Category Archives: Liberty

“Fundamental Freedoms”

Frye in “The Analogy of Democracy”: “Law is the expression of temporal authority; justice is law informed by freedom and equality.” (CW , 176)

The headline in yesterday’s Toronto Sun bellowed, “MAKE ‘EM PAY!”, referring to the Occupy Toronto demonstrators assembled on public land.

In case there is any doubt in anyone’s mind, here, in its entirely — all thirty-five unambiguous words of it — is section II of the Canadian Charter of Rights and Freedoms:

Everyone has the following fundamental freedoms:

(a) freedom of conscience and religion;
(b) freedom of thought, belief, opinion and expression, including freedom of the press and other media of communication;
(c) freedom of peaceful assembly; and
(d) freedom of association.

Frye, of course, identifies freedom as one of four primary concerns in Words with Power.

Quote of the Day: “The one genuine revolution of our time”

A Libyan rebel at the frontline near Sultan, south of Benghazi, Libya, Friday, March 18, 2011

With ongoing developments in the Middle East — and the Midwest — in mind, here’s Frye in “On Human Values”:

“Ever since since about two hundred years ago, for a variety of reasons, and for better or worse, man has embarked upon a program of revolution.
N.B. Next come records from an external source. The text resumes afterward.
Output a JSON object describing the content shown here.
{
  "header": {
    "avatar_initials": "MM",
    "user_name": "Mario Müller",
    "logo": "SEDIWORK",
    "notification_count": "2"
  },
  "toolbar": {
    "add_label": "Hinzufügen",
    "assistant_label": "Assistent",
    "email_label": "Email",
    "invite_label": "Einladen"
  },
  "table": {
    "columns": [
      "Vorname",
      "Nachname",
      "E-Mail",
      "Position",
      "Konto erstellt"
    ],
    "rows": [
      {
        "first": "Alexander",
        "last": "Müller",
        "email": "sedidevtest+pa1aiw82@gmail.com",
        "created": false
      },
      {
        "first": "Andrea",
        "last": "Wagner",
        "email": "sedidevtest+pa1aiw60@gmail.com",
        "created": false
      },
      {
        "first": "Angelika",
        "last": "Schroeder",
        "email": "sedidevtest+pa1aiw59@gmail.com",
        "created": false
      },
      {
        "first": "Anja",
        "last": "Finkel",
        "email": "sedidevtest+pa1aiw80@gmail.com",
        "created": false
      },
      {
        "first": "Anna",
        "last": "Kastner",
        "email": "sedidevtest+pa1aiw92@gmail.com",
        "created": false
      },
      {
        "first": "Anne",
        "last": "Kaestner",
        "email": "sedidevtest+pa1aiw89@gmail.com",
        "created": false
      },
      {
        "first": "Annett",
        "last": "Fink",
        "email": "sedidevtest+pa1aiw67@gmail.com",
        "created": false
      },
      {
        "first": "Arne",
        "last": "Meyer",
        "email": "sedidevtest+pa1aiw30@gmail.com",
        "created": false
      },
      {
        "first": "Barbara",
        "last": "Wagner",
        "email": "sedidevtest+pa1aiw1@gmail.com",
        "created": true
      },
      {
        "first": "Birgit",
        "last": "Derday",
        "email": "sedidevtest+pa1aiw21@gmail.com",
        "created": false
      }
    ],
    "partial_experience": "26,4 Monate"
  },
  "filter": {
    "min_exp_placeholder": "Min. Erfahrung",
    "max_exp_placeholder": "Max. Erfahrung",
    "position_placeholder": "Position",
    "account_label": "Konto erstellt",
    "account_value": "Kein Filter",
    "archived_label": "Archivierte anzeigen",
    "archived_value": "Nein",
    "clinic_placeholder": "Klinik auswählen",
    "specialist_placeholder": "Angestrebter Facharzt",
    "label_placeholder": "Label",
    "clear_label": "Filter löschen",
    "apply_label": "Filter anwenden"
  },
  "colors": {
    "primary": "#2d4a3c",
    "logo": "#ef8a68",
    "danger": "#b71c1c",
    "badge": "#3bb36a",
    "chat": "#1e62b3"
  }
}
In the centre of that revolutionary program I see democracy. That seems to me to be the one genuine revolution of our time. . . . Therefore, one cannot identify democracy with a form of government like republic or monarchy. It is a process, and a process which, I should say, following the terms of the French Revolution, is a pursuit of liberty, equality and fraternity. If you pursue liberty and forget about equality you get laissez-faire, which ends in a most abominable tyranny. If you pursue equality and forget about liberty, you get a totalitarian state, which also ends up in an abominable tyranny. And consequently, the central revolutionary process of our time pursues simultaneously liberty and equality.” (CW 24, 15)

(Photo: Anja Niedringhaus/AP)